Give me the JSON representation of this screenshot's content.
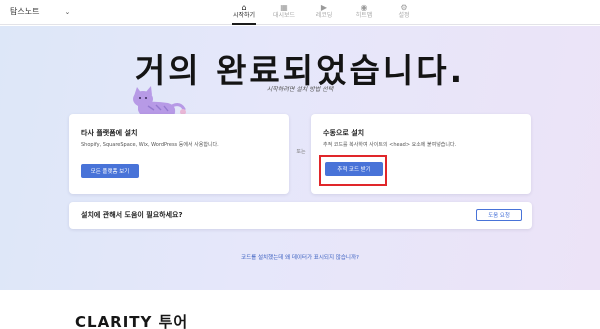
{
  "header": {
    "project_name": "탐스노트",
    "nav": [
      {
        "label": "시작하기",
        "icon": "home-icon",
        "glyph": "⌂"
      },
      {
        "label": "대시보드",
        "icon": "dashboard-icon",
        "glyph": "▦"
      },
      {
        "label": "레코딩",
        "icon": "recording-icon",
        "glyph": "▶"
      },
      {
        "label": "히트맵",
        "icon": "heatmap-icon",
        "glyph": "◉"
      },
      {
        "label": "설정",
        "icon": "gear-icon",
        "glyph": "⚙"
      }
    ]
  },
  "hero": {
    "headline": "거의 완료되었습니다.",
    "subheadline": "시작하려면 설치 방법 선택"
  },
  "install_cards": {
    "integration": {
      "title": "타사 플랫폼에 설치",
      "description": "Shopify, SquareSpace, Wix, WordPress 등에서 사용합니다.",
      "button": "모든 플랫폼 보기"
    },
    "separator": "또는",
    "manual": {
      "title": "수동으로 설치",
      "description": "추적 코드를 복사하여 사이트의 <head> 요소에 붙여넣습니다.",
      "button": "추적 코드 받기"
    }
  },
  "help_banner": {
    "text": "설치에 관해서 도움이 필요하세요?",
    "button": "도움 요청"
  },
  "footer_link": "코드를 설치했는데 왜 데이터가 표시되지 않습니까?",
  "tour_title": "CLARITY 투어",
  "colors": {
    "accent": "#4873d8",
    "highlight_box": "#e0262a"
  }
}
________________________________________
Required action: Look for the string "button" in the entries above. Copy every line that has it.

Task solution:
      "button": "모든 플랫폼 보기"
      "button": "추적 코드 받기"
    "button": "도움 요청"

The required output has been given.